## THE PROBLEM
Leaving out the pictures, copy each record below exactly.

(Data excerpts)
»»

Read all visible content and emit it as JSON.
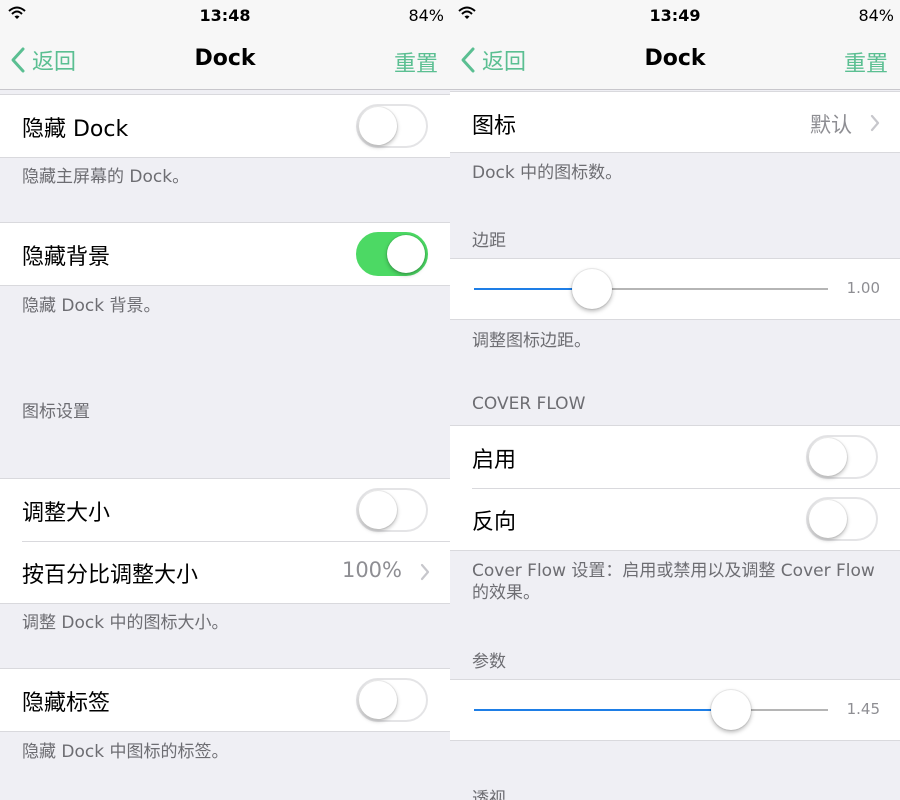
{
  "left": {
    "status": {
      "time": "13:48",
      "battery": "84%"
    },
    "nav": {
      "back": "返回",
      "title": "Dock",
      "reset": "重置"
    },
    "hide_dock": {
      "label": "隐藏 Dock",
      "on": false,
      "footer": "隐藏主屏幕的 Dock。"
    },
    "hide_background": {
      "label": "隐藏背景",
      "on": true,
      "footer": "隐藏 Dock 背景。"
    },
    "icon_section_header": "图标设置",
    "resize": {
      "label": "调整大小",
      "on": false
    },
    "resize_percent": {
      "label": "按百分比调整大小",
      "value": "100%"
    },
    "resize_footer": "调整 Dock 中的图标大小。",
    "hide_labels": {
      "label": "隐藏标签",
      "on": false,
      "footer": "隐藏 Dock 中图标的标签。"
    }
  },
  "right": {
    "status": {
      "time": "13:49",
      "battery": "84%"
    },
    "nav": {
      "back": "返回",
      "title": "Dock",
      "reset": "重置"
    },
    "icons": {
      "label": "图标",
      "value": "默认",
      "footer": "Dock 中的图标数。"
    },
    "spacing": {
      "header": "边距",
      "value": 1.0,
      "value_label": "1.00",
      "min": 0,
      "max": 3,
      "footer": "调整图标边距。"
    },
    "cover_flow": {
      "header": "COVER FLOW",
      "enable": {
        "label": "启用",
        "on": false
      },
      "reverse": {
        "label": "反向",
        "on": false
      },
      "footer": "Cover Flow 设置：启用或禁用以及调整 Cover Flow 的效果。"
    },
    "params": {
      "header": "参数",
      "value": 1.45,
      "value_label": "1.45",
      "min": 0,
      "max": 2
    },
    "perspective_header": "透视"
  },
  "colors": {
    "accent": "#5bbf92",
    "switch_on": "#4cd964",
    "slider_fill": "#1e7ee6",
    "background": "#efeff4"
  },
  "icons": [
    "wifi-icon",
    "back-chevron-icon",
    "chevron-right-icon"
  ]
}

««

## RESULT OF THIS EXERCISE
Read all visible content and emit it as JSON.
{
  "left": {
    "status": {
      "time": "13:48",
      "battery": "84%"
    },
    "nav": {
      "back": "返回",
      "title": "Dock",
      "reset": "重置"
    },
    "hide_dock": {
      "label": "隐藏 Dock",
      "on": false,
      "footer": "隐藏主屏幕的 Dock。"
    },
    "hide_background": {
      "label": "隐藏背景",
      "on": true,
      "footer": "隐藏 Dock 背景。"
    },
    "icon_section_header": "图标设置",
    "resize": {
      "label": "调整大小",
      "on": false
    },
    "resize_percent": {
      "label": "按百分比调整大小",
      "value": "100%"
    },
    "resize_footer": "调整 Dock 中的图标大小。",
    "hide_labels": {
      "label": "隐藏标签",
      "on": false,
      "footer": "隐藏 Dock 中图标的标签。"
    }
  },
  "right": {
    "status": {
      "time": "13:49",
      "battery": "84%"
    },
    "nav": {
      "back": "返回",
      "title": "Dock",
      "reset": "重置"
    },
    "icons": {
      "label": "图标",
      "value": "默认",
      "footer": "Dock 中的图标数。"
    },
    "spacing": {
      "header": "边距",
      "value": 1.0,
      "value_label": "1.00",
      "min": 0,
      "max": 3,
      "footer": "调整图标边距。"
    },
    "cover_flow": {
      "header": "COVER FLOW",
      "enable": {
        "label": "启用",
        "on": false
      },
      "reverse": {
        "label": "反向",
        "on": false
      },
      "footer": "Cover Flow 设置：启用或禁用以及调整 Cover Flow 的效果。"
    },
    "params": {
      "header": "参数",
      "value": 1.45,
      "value_label": "1.45",
      "min": 0,
      "max": 2
    },
    "perspective_header": "透视"
  },
  "colors": {
    "accent": "#5bbf92",
    "switch_on": "#4cd964",
    "slider_fill": "#1e7ee6",
    "background": "#efeff4"
  },
  "icons": [
    "wifi-icon",
    "back-chevron-icon",
    "chevron-right-icon"
  ]
}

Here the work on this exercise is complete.